The virus of the 25 thing meme

How did 25 things get so viral? What was its ebb and flow as a meme? Chris Wilson–and 3,0000 readers–chart the virus in a fascinating piece.

“Since I’m no evolutionary expert, I shipped Slate‘s data to Lauren Ancel Meyers, a biology professor at the University of Texas who models the spread of infectious diseases
mathematically. Meyers says that around Day 39 of Fig. 1, we see the
“classic exponential growth of an epidemic curve.” (Day 39 in this
graph is Jan. 8.) She also explains that “25 Things” authors can be
seen as “contagious” under what’s known as a “susceptible-infected-recovered
model for the spread of disease. Think of “25 Things” authors as being
contagious for one day–the day they tag a bunch of their friends.
Meyers found that, for that one day, the growth parameter of the “25
Things” disease during its ascent phase (roughly until the beginning of

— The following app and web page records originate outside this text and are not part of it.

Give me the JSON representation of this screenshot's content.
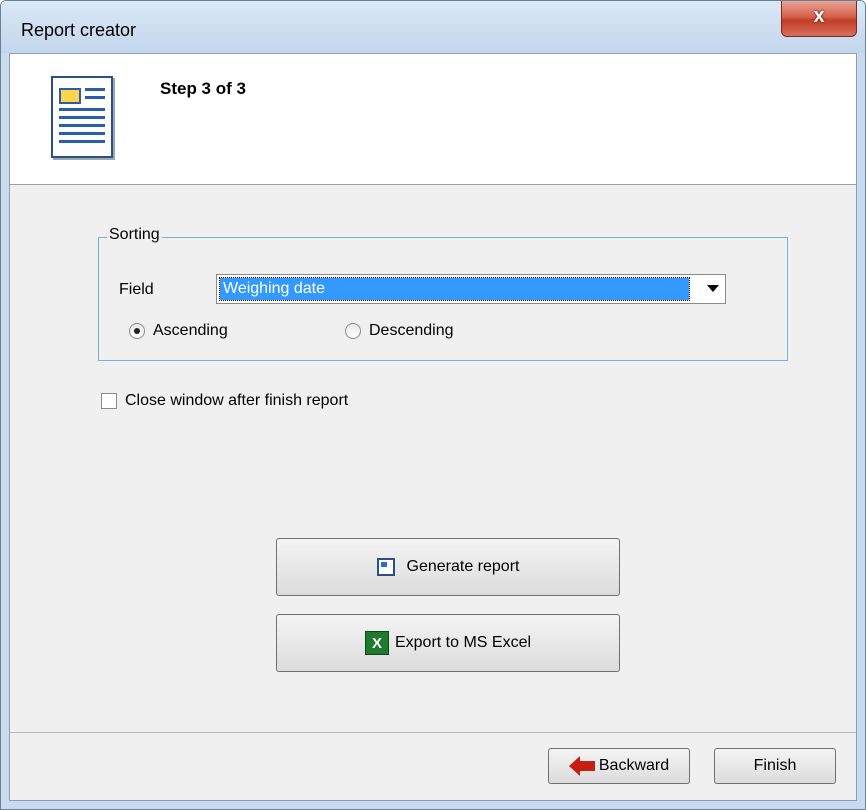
{
  "window": {
    "title": "Report creator",
    "close_label": "x"
  },
  "header": {
    "step": "Step 3 of 3",
    "icon": "report-document-icon"
  },
  "sorting": {
    "group_title": "Sorting",
    "field_label": "Field",
    "field_value": "Weighing date",
    "ascending_label": "Ascending",
    "descending_label": "Descending",
    "selected": "Ascending"
  },
  "options": {
    "close_after_finish_label": "Close window after finish report",
    "close_after_finish_checked": false
  },
  "actions": {
    "generate_label": "Generate report",
    "export_label": "Export to MS Excel",
    "excel_glyph": "X"
  },
  "footer": {
    "backward_label": "Backward",
    "finish_label": "Finish"
  }
}
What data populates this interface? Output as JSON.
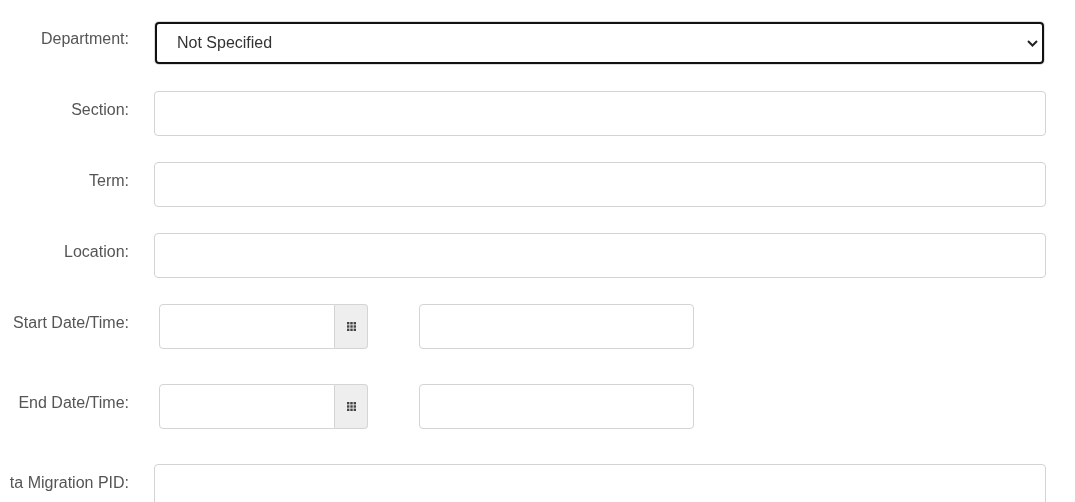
{
  "fields": [
    {
      "kind": "select",
      "label": "Department:",
      "value": "Not Specified",
      "focused": true
    },
    {
      "kind": "text",
      "label": "Section:",
      "focused": false
    },
    {
      "kind": "text",
      "label": "Term:",
      "focused": false
    },
    {
      "kind": "text",
      "label": "Location:",
      "focused": false
    },
    {
      "kind": "datetime",
      "label": "Start Date/Time:",
      "focused": false
    },
    {
      "kind": "datetime",
      "label": "End Date/Time:",
      "focused": false
    },
    {
      "kind": "text",
      "label": "ta Migration PID:",
      "focused": false
    }
  ]
}
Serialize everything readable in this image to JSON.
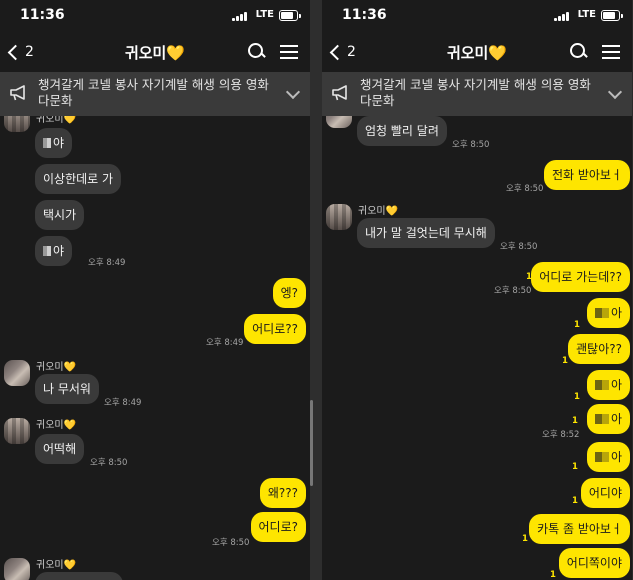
{
  "status_bar": {
    "time": "11:36",
    "network": "LTE"
  },
  "header": {
    "back_count": "2",
    "title": "귀오미",
    "title_heart": "💛"
  },
  "notice": {
    "text": "챙겨갈게 코넬 봉사 자기계발 해생 의용 영화 다문화"
  },
  "left": {
    "messages": [
      {
        "type": "in",
        "text": "야",
        "masked": true
      },
      {
        "type": "in",
        "text": "이상한데로 가"
      },
      {
        "type": "in",
        "text": "택시가"
      },
      {
        "type": "in",
        "text": "야",
        "masked": true,
        "time": "오후 8:49"
      },
      {
        "type": "out",
        "text": "엥?"
      },
      {
        "type": "out",
        "text": "어디로??",
        "time": "오후 8:49"
      },
      {
        "type": "in",
        "sender": "귀오미",
        "sender_heart": "💛",
        "text": "나 무서워",
        "time": "오후 8:49"
      },
      {
        "type": "in",
        "sender": "귀오미",
        "sender_heart": "💛",
        "text": "어떡해",
        "time": "오후 8:50"
      },
      {
        "type": "out",
        "text": "왜???"
      },
      {
        "type": "out",
        "text": "어디로?",
        "time": "오후 8:50"
      },
      {
        "type": "in",
        "sender": "귀오미",
        "sender_heart": "💛"
      }
    ]
  },
  "right": {
    "messages": [
      {
        "type": "in",
        "text": "엄청 빨리 달려",
        "time": "오후 8:50"
      },
      {
        "type": "out",
        "text": "전화 받아보ㅓ",
        "time": "오후 8:50"
      },
      {
        "type": "in",
        "sender": "귀오미",
        "sender_heart": "💛",
        "text": "내가 말 걸엇는데 무시해",
        "time": "오후 8:50"
      },
      {
        "type": "out",
        "text": "어디로 가는데??",
        "time": "오후 8:50",
        "unread": "1"
      },
      {
        "type": "out",
        "text": "아",
        "masked": true,
        "unread": "1"
      },
      {
        "type": "out",
        "text": "괜탆아??",
        "unread": "1"
      },
      {
        "type": "out",
        "text": "아",
        "masked": true,
        "unread": "1"
      },
      {
        "type": "out",
        "text": "아",
        "masked": true,
        "time": "오후 8:52",
        "unread": "1"
      },
      {
        "type": "out",
        "text": "아",
        "masked": true,
        "unread": "1"
      },
      {
        "type": "out",
        "text": "어디야",
        "unread": "1"
      },
      {
        "type": "out",
        "text": "카톡 좀 받아보ㅓ",
        "unread": "1"
      },
      {
        "type": "out",
        "text": "어디쪽이야",
        "unread": "1"
      }
    ]
  }
}
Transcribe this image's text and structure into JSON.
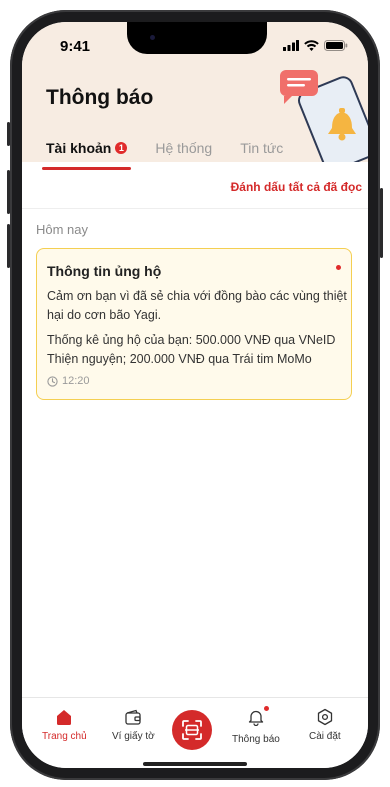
{
  "status_bar": {
    "time": "9:41"
  },
  "header": {
    "title": "Thông báo",
    "tabs": [
      {
        "label": "Tài khoản",
        "badge": "1"
      },
      {
        "label": "Hệ thống"
      },
      {
        "label": "Tin tức"
      }
    ]
  },
  "actions": {
    "mark_all_read": "Đánh dấu tất cả đã đọc"
  },
  "section": {
    "today": "Hôm nay"
  },
  "notification": {
    "title": "Thông tin ủng hộ",
    "paragraph1": "Cảm ơn bạn vì đã sẻ chia với đồng bào các vùng thiệt hại do cơn bão Yagi.",
    "paragraph2": "Thống kê ủng hộ của bạn: 500.000 VNĐ qua VNeID Thiện nguyện; 200.000 VNĐ qua Trái tim MoMo",
    "time": "12:20"
  },
  "bottom_nav": {
    "items": [
      {
        "label": "Trang chủ",
        "icon": "home-icon"
      },
      {
        "label": "Ví giấy tờ",
        "icon": "wallet-icon"
      },
      {
        "label": "",
        "icon": "scan-icon"
      },
      {
        "label": "Thông báo",
        "icon": "bell-icon"
      },
      {
        "label": "Cài đặt",
        "icon": "settings-icon"
      }
    ]
  },
  "colors": {
    "accent": "#d42a2a",
    "header_bg": "#f7ece2",
    "card_border": "#f4cf52",
    "card_bg": "#fffaeb"
  }
}
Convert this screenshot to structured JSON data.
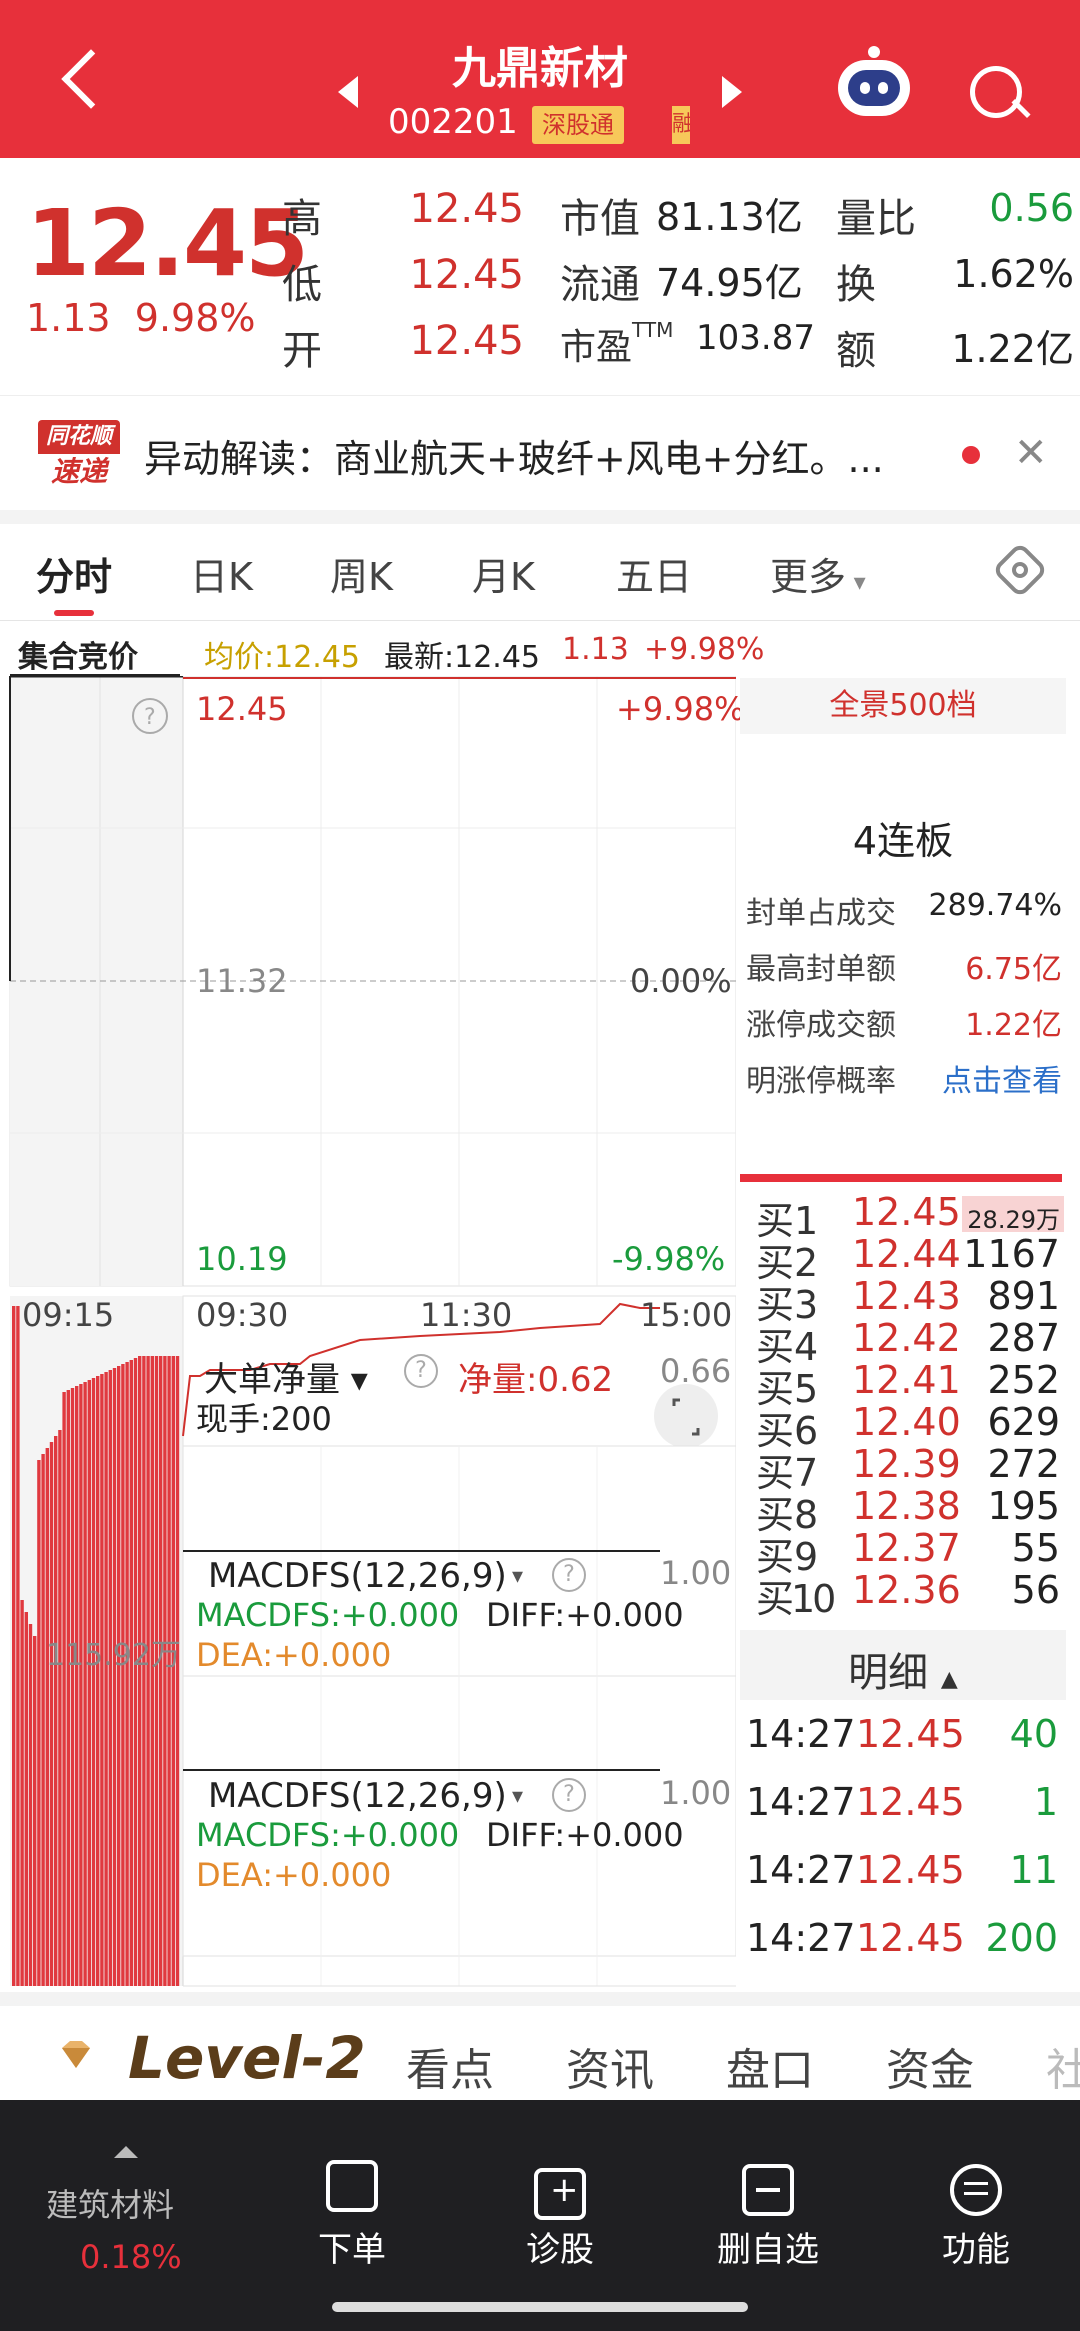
{
  "header": {
    "title": "九鼎新材",
    "code": "002201",
    "tag": "深股通",
    "tag2": "融"
  },
  "quote": {
    "price": "12.45",
    "change": "1.13",
    "change_pct": "9.98%",
    "rows": [
      {
        "label": "高",
        "value": "12.45",
        "mlabel": "市值",
        "mvalue": "81.13亿",
        "rlabel": "量比",
        "rvalue": "0.56"
      },
      {
        "label": "低",
        "value": "12.45",
        "mlabel": "流通",
        "mvalue": "74.95亿",
        "rlabel": "换",
        "rvalue": "1.62%"
      },
      {
        "label": "开",
        "value": "12.45",
        "mlabel": "市盈TTM",
        "mvalue": "103.87",
        "rlabel": "额",
        "rvalue": "1.22亿"
      }
    ]
  },
  "news": {
    "logo_top": "同花顺",
    "logo_bottom": "速递",
    "text": "异动解读：商业航天+玻纤+风电+分红。..."
  },
  "tabs": [
    "分时",
    "日K",
    "周K",
    "月K",
    "五日",
    "更多"
  ],
  "infobar": {
    "auction": "集合竞价",
    "avg": "均价:12.45",
    "latest": "最新:12.45",
    "chg": "1.13",
    "pct": "+9.98%"
  },
  "chart": {
    "price_high": "12.45",
    "price_mid": "11.32",
    "price_low": "10.19",
    "pct_high": "+9.98%",
    "pct_mid": "0.00%",
    "pct_low": "-9.98%",
    "times": [
      "09:15",
      "09:30",
      "11:30",
      "15:00"
    ],
    "auction_vol": "115.92万",
    "big_order_label": "大单净量",
    "big_order_net": "净量:0.62",
    "big_order_axis": "0.66",
    "hand": "现手:200",
    "macd_panels": [
      {
        "title": "MACDFS(12,26,9)",
        "macdfs": "MACDFS:+0.000",
        "diff": "DIFF:+0.000",
        "dea": "DEA:+0.000",
        "axis": "1.00"
      },
      {
        "title": "MACDFS(12,26,9)",
        "macdfs": "MACDFS:+0.000",
        "diff": "DIFF:+0.000",
        "dea": "DEA:+0.000",
        "axis": "1.00"
      }
    ]
  },
  "right_panel": {
    "title": "全景500档",
    "lianban": "4连板",
    "stats": [
      {
        "k": "封单占成交",
        "v": "289.74%",
        "color": "#222222"
      },
      {
        "k": "最高封单额",
        "v": "6.75亿",
        "color": "#d0312d"
      },
      {
        "k": "涨停成交额",
        "v": "1.22亿",
        "color": "#d0312d"
      },
      {
        "k": "明涨停概率",
        "v": "点击查看",
        "color": "#2b6fc9"
      }
    ],
    "buys": [
      {
        "label": "买1",
        "price": "12.45",
        "vol": "28.29万"
      },
      {
        "label": "买2",
        "price": "12.44",
        "vol": "1167"
      },
      {
        "label": "买3",
        "price": "12.43",
        "vol": "891"
      },
      {
        "label": "买4",
        "price": "12.42",
        "vol": "287"
      },
      {
        "label": "买5",
        "price": "12.41",
        "vol": "252"
      },
      {
        "label": "买6",
        "price": "12.40",
        "vol": "629"
      },
      {
        "label": "买7",
        "price": "12.39",
        "vol": "272"
      },
      {
        "label": "买8",
        "price": "12.38",
        "vol": "195"
      },
      {
        "label": "买9",
        "price": "12.37",
        "vol": "55"
      },
      {
        "label": "买10",
        "price": "12.36",
        "vol": "56"
      }
    ],
    "mingxi": "明细",
    "ticks": [
      {
        "time": "14:27",
        "price": "12.45",
        "vol": "40"
      },
      {
        "time": "14:27",
        "price": "12.45",
        "vol": "1"
      },
      {
        "time": "14:27",
        "price": "12.45",
        "vol": "11"
      },
      {
        "time": "14:27",
        "price": "12.45",
        "vol": "200"
      }
    ]
  },
  "bottom_tabs": [
    "Level-2",
    "看点",
    "资讯",
    "盘口",
    "资金",
    "社"
  ],
  "bottom_nav": {
    "sector": "建筑材料",
    "sector_pct": "0.18%",
    "items": [
      "下单",
      "诊股",
      "删自选",
      "功能"
    ]
  },
  "colors": {
    "accent": "#e7303b",
    "up": "#d0312d",
    "down": "#1a9b3c"
  }
}
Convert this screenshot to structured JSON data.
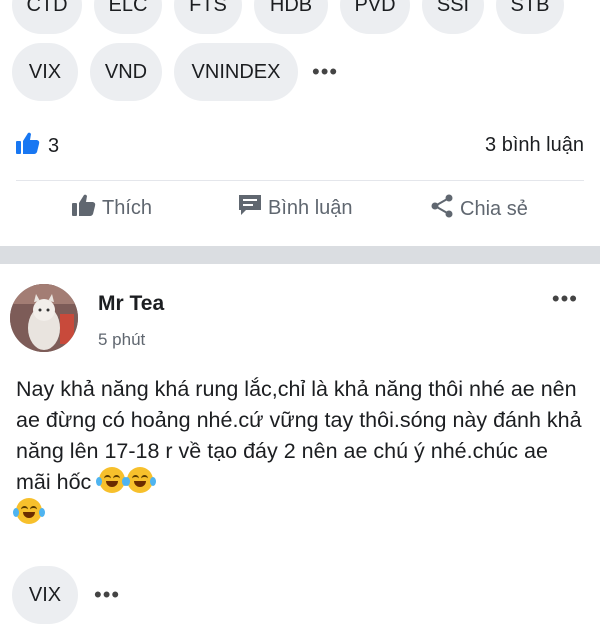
{
  "tags_row1": [
    "CTD",
    "ELC",
    "FTS",
    "HDB",
    "PVD",
    "SSI",
    "STB"
  ],
  "tags_row2": [
    "VIX",
    "VND",
    "VNINDEX"
  ],
  "more_symbol": "•••",
  "stats": {
    "likes": "3",
    "comments": "3 bình luận"
  },
  "actions": {
    "like": "Thích",
    "comment": "Bình luận",
    "share": "Chia sẻ"
  },
  "post": {
    "author": "Mr Tea",
    "time": "5 phút",
    "body": "Nay khả năng khá rung lắc,chỉ là khả năng thôi nhé ae nên ae đừng có hoảng nhé.cứ vững tay thôi.sóng này đánh khả năng lên 17-18 r về tạo đáy 2 nên ae chú ý nhé.chúc ae mãi hốc",
    "emoji": "joy-emoji"
  },
  "bottom_tags": [
    "VIX"
  ],
  "colors": {
    "accent": "#1877f2",
    "chip_bg": "#eceef1",
    "separator": "#dadde1"
  }
}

February) was 0.27. This means that, on average, each “25 Things”
writer inspired 1.27 new notes.”